With more than 130 employees and roughly 1.5 million square feet of space within a 40-mile radius of its Modesto headquarters, Sierra Pacific Warehouse Group (SPWG) is a major presence in the West Coast’s distribution, logistics, trucking and cold storage industries.
And without the presence of Stanislaus State, the company never would have been founded.
The story of SPWG starts in the early 1960s when Mike McNulty, a manager of a Modesto cold storage warehouse, was told by the New York-based owners that in order to be promoted in the company he would have to earn a four-year college degree.
He had attended Modesto Junior College, but there were very few options open to him for earning a four-year degree. With a young family, he wouldn’t be able to quit his job, so he had to find somewhere that would allow him to slowly earn his degree through night courses.
“I don’t think I would have been able to pull-off going to Sacramento State, with the travel, so if Stan State hadn’t opened I didn’t know how I ever would have been able to figure out how to get my degree,” McNulty said. “All of this never would have happened.”
His choices of majors were limited. McNulty wanted to study biological science, but the young Stanislaus State College didn’t offer lab courses at night. As McNulty remembers his choices were history or English, “and English wasn’t for me,” he said.
It took 10 years, but McNulty earned his degree, and his company made true on its word, eventually promoting him to regional vice president. The promotion was great, he recalled, but the job required a lot of time away from home. But with his foot firmly planted in upper management of the warehouse and logistics business — again thanks to having earned his degree — he was able to strike a partnership with local company Patterson Frozen Foods to provide both dry and cold warehouse space.

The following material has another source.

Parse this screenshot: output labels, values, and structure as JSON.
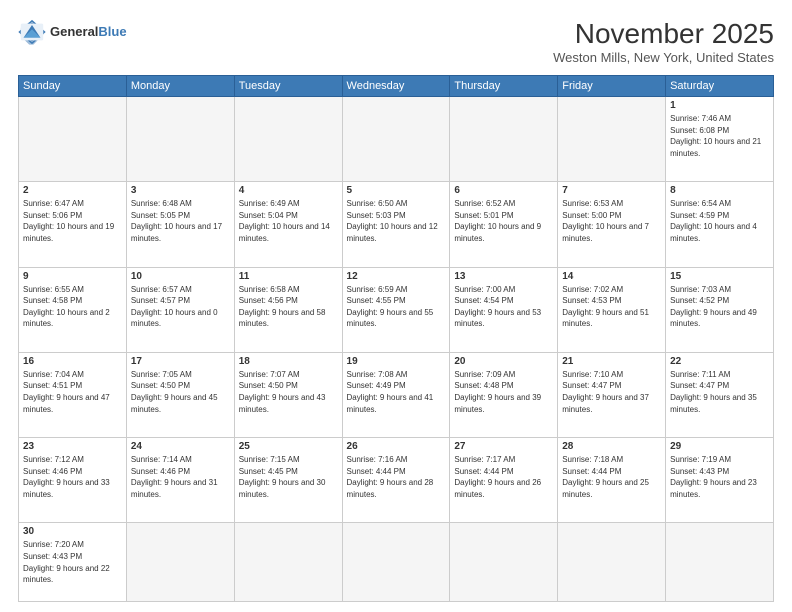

It was the start of what became SPWG, which now is in the hands of company CEO and President Chris Murphy, a Stan State graduate and McNulty’s son-in-law. Michelle Van Artsdalen, the company’s chief financial officer, also is a Stan State grad.
“The ability to leverage his talent with his degree allowed him to become the entrepreneur and to start this company,” Murphy said. “His teachers left a mark on him, and many of those same teachers left a mark on me.”

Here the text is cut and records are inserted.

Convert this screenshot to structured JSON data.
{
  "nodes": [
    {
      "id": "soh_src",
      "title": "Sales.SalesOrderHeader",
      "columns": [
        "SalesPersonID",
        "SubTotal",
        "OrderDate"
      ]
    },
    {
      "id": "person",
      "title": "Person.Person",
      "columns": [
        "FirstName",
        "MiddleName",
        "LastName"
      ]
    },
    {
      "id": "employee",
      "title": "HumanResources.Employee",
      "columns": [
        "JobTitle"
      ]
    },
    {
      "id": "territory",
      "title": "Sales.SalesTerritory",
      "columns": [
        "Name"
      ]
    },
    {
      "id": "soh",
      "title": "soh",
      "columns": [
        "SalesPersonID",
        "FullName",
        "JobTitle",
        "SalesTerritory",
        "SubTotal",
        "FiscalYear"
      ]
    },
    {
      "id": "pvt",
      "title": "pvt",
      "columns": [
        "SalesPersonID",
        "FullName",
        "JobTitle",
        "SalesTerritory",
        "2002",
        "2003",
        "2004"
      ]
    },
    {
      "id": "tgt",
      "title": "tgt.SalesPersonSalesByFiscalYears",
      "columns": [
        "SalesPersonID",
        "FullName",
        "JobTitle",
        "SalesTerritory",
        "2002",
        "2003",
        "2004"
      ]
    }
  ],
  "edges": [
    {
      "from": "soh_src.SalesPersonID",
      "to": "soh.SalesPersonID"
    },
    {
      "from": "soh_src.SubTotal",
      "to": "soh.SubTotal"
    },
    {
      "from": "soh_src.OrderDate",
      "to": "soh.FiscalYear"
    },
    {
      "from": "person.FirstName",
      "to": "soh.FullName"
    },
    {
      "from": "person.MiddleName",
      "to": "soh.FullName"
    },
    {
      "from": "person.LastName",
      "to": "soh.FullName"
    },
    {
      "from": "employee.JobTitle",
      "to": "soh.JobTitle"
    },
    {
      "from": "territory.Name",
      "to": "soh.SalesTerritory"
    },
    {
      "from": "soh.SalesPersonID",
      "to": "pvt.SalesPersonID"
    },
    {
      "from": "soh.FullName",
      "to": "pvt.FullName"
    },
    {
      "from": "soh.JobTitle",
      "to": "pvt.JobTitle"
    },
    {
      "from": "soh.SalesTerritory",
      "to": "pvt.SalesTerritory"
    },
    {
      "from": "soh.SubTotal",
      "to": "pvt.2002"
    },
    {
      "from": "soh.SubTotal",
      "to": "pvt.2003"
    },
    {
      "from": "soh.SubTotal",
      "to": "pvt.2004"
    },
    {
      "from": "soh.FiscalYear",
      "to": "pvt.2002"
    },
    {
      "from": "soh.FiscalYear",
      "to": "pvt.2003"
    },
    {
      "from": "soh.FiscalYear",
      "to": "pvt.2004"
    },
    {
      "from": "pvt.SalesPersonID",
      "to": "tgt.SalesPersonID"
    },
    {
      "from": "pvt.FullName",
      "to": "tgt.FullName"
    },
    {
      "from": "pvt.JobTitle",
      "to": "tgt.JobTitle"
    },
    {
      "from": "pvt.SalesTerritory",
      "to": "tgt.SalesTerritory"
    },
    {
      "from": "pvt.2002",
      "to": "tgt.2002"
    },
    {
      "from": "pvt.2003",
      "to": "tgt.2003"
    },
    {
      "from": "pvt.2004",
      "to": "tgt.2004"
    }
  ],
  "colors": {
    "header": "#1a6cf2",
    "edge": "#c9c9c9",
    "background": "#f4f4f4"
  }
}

There are dozens of stories in our region about how the presence of Stan State was the catalyst for the founding and eventual success of a local business, and those stories serve to underscore the symbiotic relationship between any region and its university. Murphy, echoing the sentiments of Stanislaus State President Ellen Junn, would like to see that relationship continue to grow and prosper.
“This is such an undersold relationship,” Murphy said. “We need to treat Stan State like our very own four-year school because people don’t realize the impact it’s had in the community. People who come here to study at Stanislaus are more prone to explore what we have here, which gives them a better chance to stay here after graduation.
“How do we stop the brain-drain of the kids who go off to school and never come back? How do we convince kids that Stan State, this bang-for-the-buck university, is a treasure? You have to look at what it does. It transforms people.”
In the case of Mike McNulty and Sierra Pacific Warehouse Group, a Stan State degree transformed not only his life, but continues to impact the generations that followed him, as well as the region’s warehouse and logistics industries.
“It took me 10 years to finally get my Stan State degree, and my wife was supportive all the way,” McNulty said. “She typed all my papers and if it wasn’t for her I would not have graduated. It was a struggle … and it was all worth it.”